The conventional explanation of subsidence within a rift is the view from the crustal frame of reference. As the rift opens up the material within the rift sink down into the resulting void under the force of gravity. However when a rift is viewed from the frame of reference within the rift, looking out towards the crust, the origin of the forces generating the rift invokes an alternate tectonic model. The rift is generated by the same extensional forces, but it is the rift itself that is static, while the surrounding crust is uplifted. Instead of gravity causing the rift to subside another force is uplifting the crust. The solid earth process generating the uplifting force is described in this video, as the process of Super Elevation, Fig 4.
Fig 4:- Super Elevation illustration after Maxlow J, 2012, Expanding Earth video No 5 of 16, illustrating the scale of potential uplift due to Super Elevation on an expanding earth from Permian to the present.
The South African Rift Valley (more accurately described as the East Africa Rift), is a well-known active rift that is easily observable at the earth’s surface. Rifting systems exhibiting similar features to the East Africa Rift are 1), the Europe Cenozoic Rift of the Rhine River, which passes through the Netherlands, as the Lower Rhine Embayment, then extending into the North Sea and 2), the North American Realfoot Rift of the Mississippi River which flows through Mississippi and Louisiana, as the Mississippi Embayment, then onto New Orleans on the Mississippi Delta.
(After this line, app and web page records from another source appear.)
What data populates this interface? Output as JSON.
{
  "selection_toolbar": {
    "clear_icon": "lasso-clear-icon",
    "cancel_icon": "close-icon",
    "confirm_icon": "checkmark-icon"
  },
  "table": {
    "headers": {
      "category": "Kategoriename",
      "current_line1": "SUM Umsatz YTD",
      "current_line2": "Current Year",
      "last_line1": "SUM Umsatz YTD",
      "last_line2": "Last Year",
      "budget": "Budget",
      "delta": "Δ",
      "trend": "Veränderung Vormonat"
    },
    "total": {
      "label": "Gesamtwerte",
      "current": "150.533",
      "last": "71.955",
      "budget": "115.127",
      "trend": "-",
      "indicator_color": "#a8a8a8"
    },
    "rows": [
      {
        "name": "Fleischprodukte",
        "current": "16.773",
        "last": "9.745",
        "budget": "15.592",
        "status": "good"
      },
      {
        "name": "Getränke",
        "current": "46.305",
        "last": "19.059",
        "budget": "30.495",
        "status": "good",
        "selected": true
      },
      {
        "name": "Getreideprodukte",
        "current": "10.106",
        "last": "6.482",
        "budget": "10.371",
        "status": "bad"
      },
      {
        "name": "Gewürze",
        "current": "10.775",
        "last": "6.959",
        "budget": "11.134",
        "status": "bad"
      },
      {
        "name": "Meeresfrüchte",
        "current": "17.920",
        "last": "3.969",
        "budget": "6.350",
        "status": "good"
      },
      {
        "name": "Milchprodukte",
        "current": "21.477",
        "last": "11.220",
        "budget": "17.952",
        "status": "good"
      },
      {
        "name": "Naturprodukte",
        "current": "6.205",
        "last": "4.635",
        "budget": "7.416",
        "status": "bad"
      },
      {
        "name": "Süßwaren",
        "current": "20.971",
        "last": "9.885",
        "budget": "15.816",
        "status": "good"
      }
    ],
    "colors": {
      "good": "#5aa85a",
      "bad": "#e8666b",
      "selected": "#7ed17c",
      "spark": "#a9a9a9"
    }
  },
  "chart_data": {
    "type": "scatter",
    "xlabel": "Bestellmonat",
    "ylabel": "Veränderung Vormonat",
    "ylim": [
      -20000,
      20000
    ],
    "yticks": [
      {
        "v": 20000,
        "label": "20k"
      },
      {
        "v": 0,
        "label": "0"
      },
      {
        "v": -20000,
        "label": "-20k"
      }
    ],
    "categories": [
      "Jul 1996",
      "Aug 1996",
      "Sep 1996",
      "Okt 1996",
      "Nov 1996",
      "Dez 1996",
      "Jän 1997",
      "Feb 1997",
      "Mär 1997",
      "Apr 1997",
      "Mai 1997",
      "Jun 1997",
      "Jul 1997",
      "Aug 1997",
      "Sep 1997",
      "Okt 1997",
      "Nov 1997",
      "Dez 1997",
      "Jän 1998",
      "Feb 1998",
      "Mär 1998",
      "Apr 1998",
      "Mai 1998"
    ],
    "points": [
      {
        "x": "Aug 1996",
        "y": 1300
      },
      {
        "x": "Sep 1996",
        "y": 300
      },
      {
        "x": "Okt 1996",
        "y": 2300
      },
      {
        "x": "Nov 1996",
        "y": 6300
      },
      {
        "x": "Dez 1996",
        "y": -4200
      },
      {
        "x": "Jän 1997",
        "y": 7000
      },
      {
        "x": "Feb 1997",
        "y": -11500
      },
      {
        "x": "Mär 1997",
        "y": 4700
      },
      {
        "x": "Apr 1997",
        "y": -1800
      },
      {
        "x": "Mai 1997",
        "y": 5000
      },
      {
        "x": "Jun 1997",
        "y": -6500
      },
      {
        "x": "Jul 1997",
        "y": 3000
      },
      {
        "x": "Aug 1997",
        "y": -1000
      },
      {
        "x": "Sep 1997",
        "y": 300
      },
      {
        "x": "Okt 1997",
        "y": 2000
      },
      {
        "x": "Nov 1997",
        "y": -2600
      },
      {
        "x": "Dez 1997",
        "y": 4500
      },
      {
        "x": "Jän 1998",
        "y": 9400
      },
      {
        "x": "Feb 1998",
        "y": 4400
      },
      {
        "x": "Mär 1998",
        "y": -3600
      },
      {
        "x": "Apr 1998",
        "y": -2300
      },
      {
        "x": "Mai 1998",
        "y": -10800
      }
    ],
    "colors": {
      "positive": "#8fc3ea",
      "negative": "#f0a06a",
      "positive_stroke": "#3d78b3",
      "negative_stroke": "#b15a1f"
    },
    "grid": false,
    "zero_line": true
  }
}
The Mississippi Delta is located on the Southern edge of the North American continental crust and is not subject to uplift from the process of super elevation. It is perceived to subside as the continental crust uplifts and absolute sea level increases. When considered from the frame of reference within the rift, the sediments of the Mississippi Delta become an analogue of the Nile Delta sediments of Canopus Fig 3, and can be thought of as at their location of deposition while the crust is uplifted and sea level rises. Mississippi Delta subsidence was defined by Dokka, et al., 2006 as ‘The average subsidence rate for GPS sites located on the delta is 5.2 +/- 0.9 mm/year relative to the Earth’s center of mass, or 7mm/year relative to mean sea level.’
Fig 5:- Location of New Orleans on the sediments of the Mississippi Delta, South of the Michoud fault and the continental North American Crust. Roy K. Dokka et al., 2006 (adapted from Peel, et al., 1995)
The Nile Delta cities of Canopus and Herakleion and the Mississippi Delta city of New Orleans are both built on delta sediments over an actively subsiding rift, at the intersection of the rift and the coastal edge of the continental crust. As the geological setting of the lost cities is almost identical to New Orleans, it is possible to propose Canopus and Herakleion as a model for the future subsidence of New Orleans. To this extent it can be expected that New Orleans will continue subsiding at an average rate of about 3.4 mm/year, so that New Orleans should reasonably be expected to be 8 metres under the Gulf of Mexico in another 2500 years. That is one third of a metre per 100 years.
Delta based relative subsidence can then be used for long term policy planning, infrastructure investment and risk assessment in New Orleans, where the continental crust is uplifting and sea level is rising, encroaching on and inundating the delta. The wider issue is then the climate change debate, which can be framed in a paradigm where sea level rise is natural and ongoing, while the earth’s continental crusts are uplifted by Super Elevation.
JC note: As with all guest posts, please keep your comments civil and relevant. This post was submitted to me via email. While I find the topic interesting, I claim no personal expertise on this topic.